Some Airlines Begin to Increase Staff Again; 'Vast majority of fat's been cut out of this business'

U.S. airline employment increased in February from a year earlier, the first monthly increase in more than two years and a sign that the industry may have reached its low point for staffing.

"The vast majority of the fat's been cut out of this business," says industry consultant Jon Ash of Washington, D.C. "There's not a lot left."

According to figures released Thursday by the U.S. Bureau of Transportation Statistics, airlines employed the equivalent of 405,400 full-time workers, up a scant 0.2% from February 2006.

The tiny increase follows 25 months of declines on a year-over-year basis.

February employment had dropped each year at least since 2003, when airlines were slashing costs to survive the post-9/11 travel downtown. It probably dropped in 2002 in response to 9/11, but a change in reporting requirements makes earlier comparisons impossible.

Ash expects airlines to increase employment slightly this year as the USA's big traditional carriers complete their restructurings. The last two in Chapter 11 bankruptcy, Delta and Northwest, plan to exit in the next two months.

With restructuring in the past and planes at record-full levels, Ash says that carriers need again to focus on their product rather than cost-cutting.

"They all recognize that the quality of service out there is pretty lousy," he says.

Airlines will use some of the new employees to "schmooze" with passengers, Ash says -- helping them check in at automated kiosks and helping them to keep moving in lengthy lines.

"Most airlines are hiring right now," says aviation consultant Jerry Glass, who recruits airline workers.

"We're seeing increased activity at all levels -- executives, management and front-line employees," says Glass, a former US Airways executive.

Industry employment isn't expected to return to its pre-9/11 peak anytime soon. The increased use of automation will still keep staffing at lower levels than in 2000.

The big traditional airlines, which employ two out of every three airline workers, have been recalling pilots and other employees in the past year. Nonetheless, their overall employment slipped in February vs. a year earlier. Discount airlines and regional feeder airlines drove the overall industry growth.
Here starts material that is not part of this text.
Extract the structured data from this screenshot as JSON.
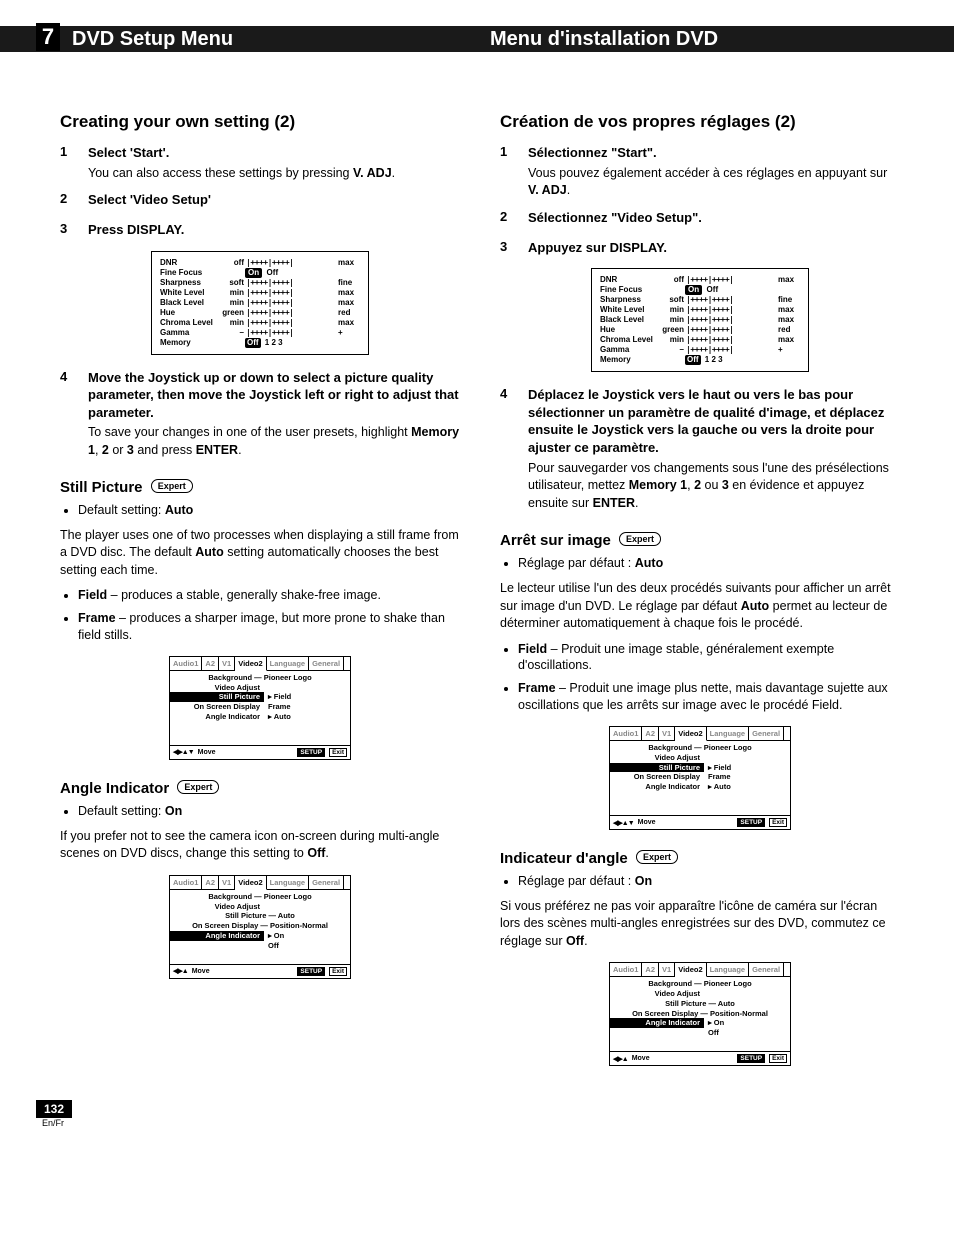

No. 1 American Airlines began to recall pilots in January. At the time, CEO Gerard Arpey had told analysts that he expected to "step that up" later this year. Tempe, Ariz.-based US Airways plans to recall 240 this year, or about 15% of furloughed pilots.

It's also recalling 90 flight attendants. Since US Airways' merger with America West in 2005, the combined carrier has recalled about 1,100 employees.